- Of 26 banks contacted, not one has pressured companies over toxic fuel exports to Africa
BankTrack is the international tracking, campaigning and support organisation focused on banks and the activities they finance.
We aim to promote fundamental changes in the banking sector so that banks adopt just and sustainable business practices.
Citigroup Inc., doing business as Citi, is a major American financial services company based in New York, NY. Citigroup was formed from a merger between Citicorp and financial conglomerate Travelers Group. Citigroup is active in 107 countries with approximately 12,000 offices worldwide.
Citigroup suffered huge losses during the global financial crisis of 2008 and was rescued in November 2008 in a massive bailout by the U.S. government.
399 Park Avenue
NY 10043 New York
Mr. Michael Corbat |
Global Citizenship Report 2016|
Annual Report 2016
listed on NYSE Euronext & Tokyo Stock Exchange

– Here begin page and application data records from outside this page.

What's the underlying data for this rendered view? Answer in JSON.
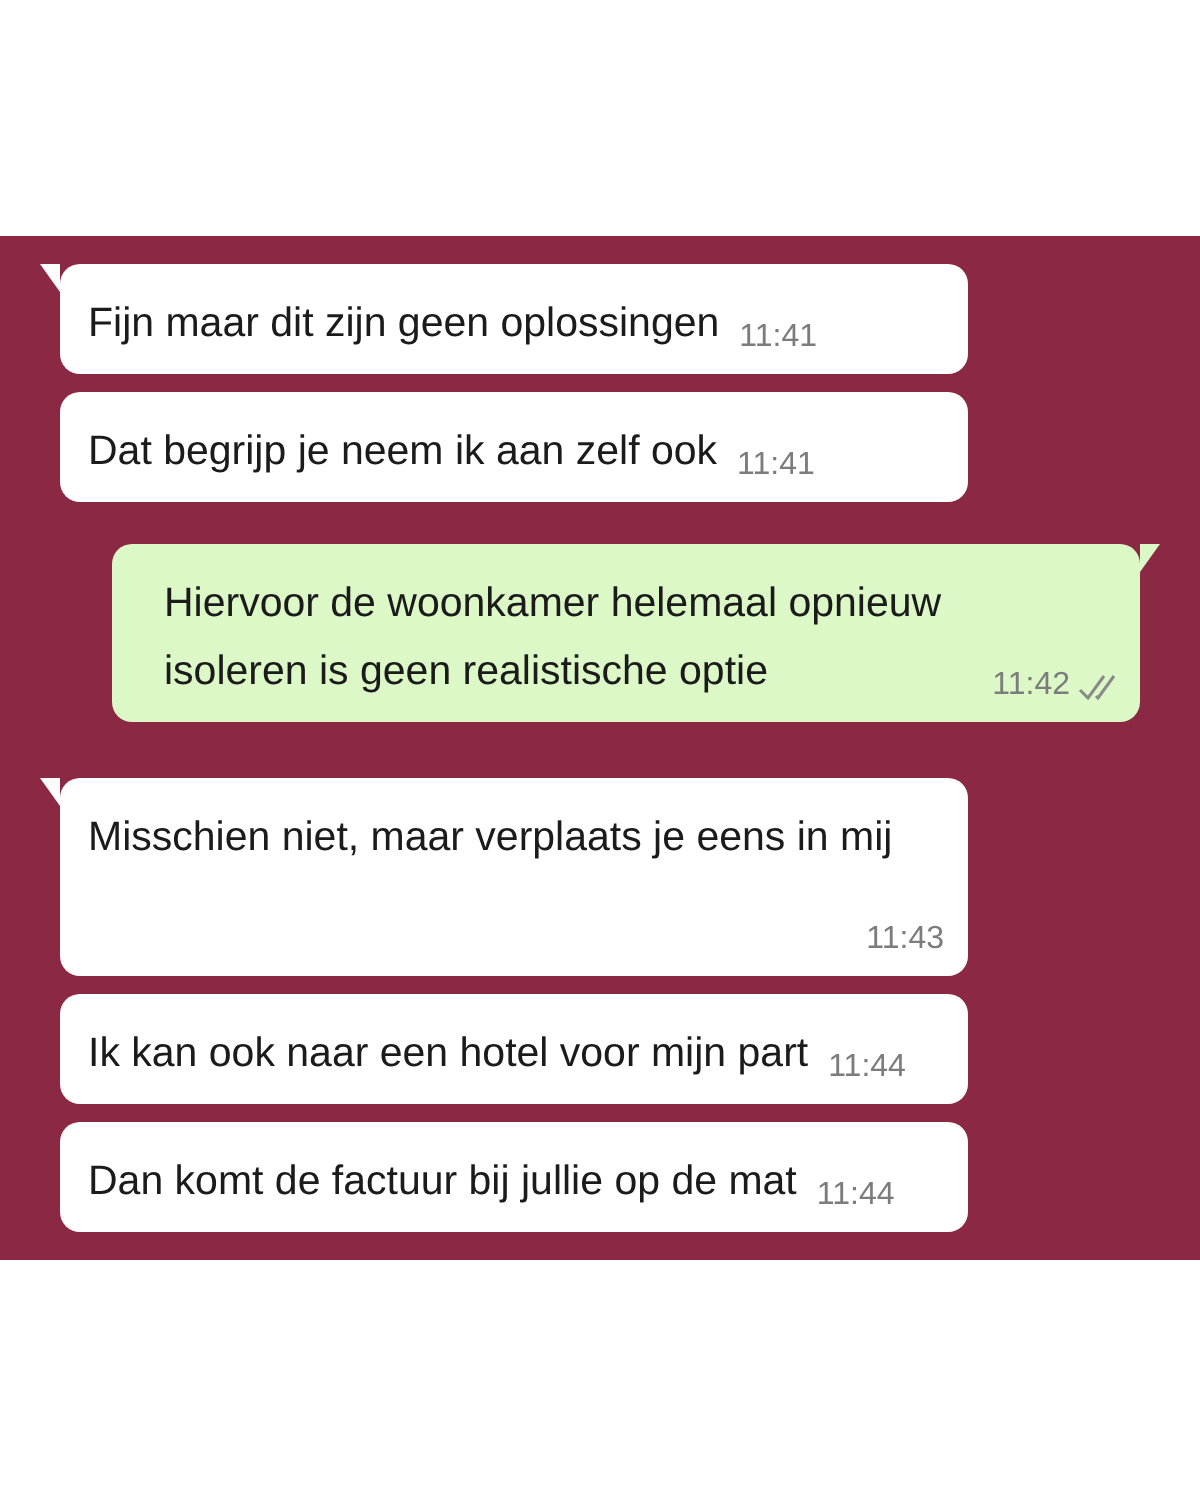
{
  "messages": [
    {
      "kind": "incoming",
      "tail": true,
      "text": "Fijn maar dit zijn geen oplossingen",
      "time": "11:41",
      "time_below": false
    },
    {
      "kind": "incoming",
      "tail": false,
      "text": "Dat begrijp je neem ik aan zelf ook",
      "time": "11:41",
      "time_below": false
    },
    {
      "kind": "outgoing",
      "tail": true,
      "text": "Hiervoor de woonkamer helemaal opnieuw isoleren is geen realistische optie",
      "time": "11:42",
      "time_below": false
    },
    {
      "kind": "incoming",
      "tail": true,
      "text": "Misschien niet, maar verplaats je eens in mij",
      "time": "11:43",
      "time_below": true
    },
    {
      "kind": "incoming",
      "tail": false,
      "text": "Ik kan ook naar een hotel voor mijn part",
      "time": "11:44",
      "time_below": false
    },
    {
      "kind": "incoming",
      "tail": false,
      "text": "Dan komt de factuur bij jullie op de mat",
      "time": "11:44",
      "time_below": false
    }
  ]
}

An overview of Citi's policies can be found here.
The Equator Principles are a voluntary commitment of banks to try to avoid or minimise the social, environmental and human rights impact of projects they finance. For more information on the Equator Principles see their website here and the campaign page of BankTrack here.
The Equator Principles exist already since 2003. Citi adopted the Equator Principles in 2003.
Citi reports annually on their implementation of the Equator Principles. The 2015 report can be found here.
Citi further reports on its portfolio of projects financed under the Equator Principles on the Equator Principles website, here.
Citi is involved in financing the following Equator Principles projects that BankTrack considers controversial.
True leader Front runner Follower Laggard
BankTrack has assessed Citi on its implementation of the UN Guiding Principles on Business and Human Rights in June 2016. Citi is assessed as a Front runner, with a total score of 7.5/12.
Citi is reporting on the implementation here.
In May, Bank of America and Crédit Agricole became the first major banks to announce plans to stop financing coal mining. These announcements marked a hugely significant win and a breakthrough moment in the fight to end financing for the coal industry. The second half of 2015, in the run-up to the make-or-break UN climate change conference in Paris, then saw important coal finance restrictions being announced by institutions including Citi, Natixis, Goldman Sachs, Société Générale, BNP Paribas, ING and RBS. All these moves are captured here – significantly, a number of banks have chosen not just to get out of coal mining, but are also extending into ending their support for coal power.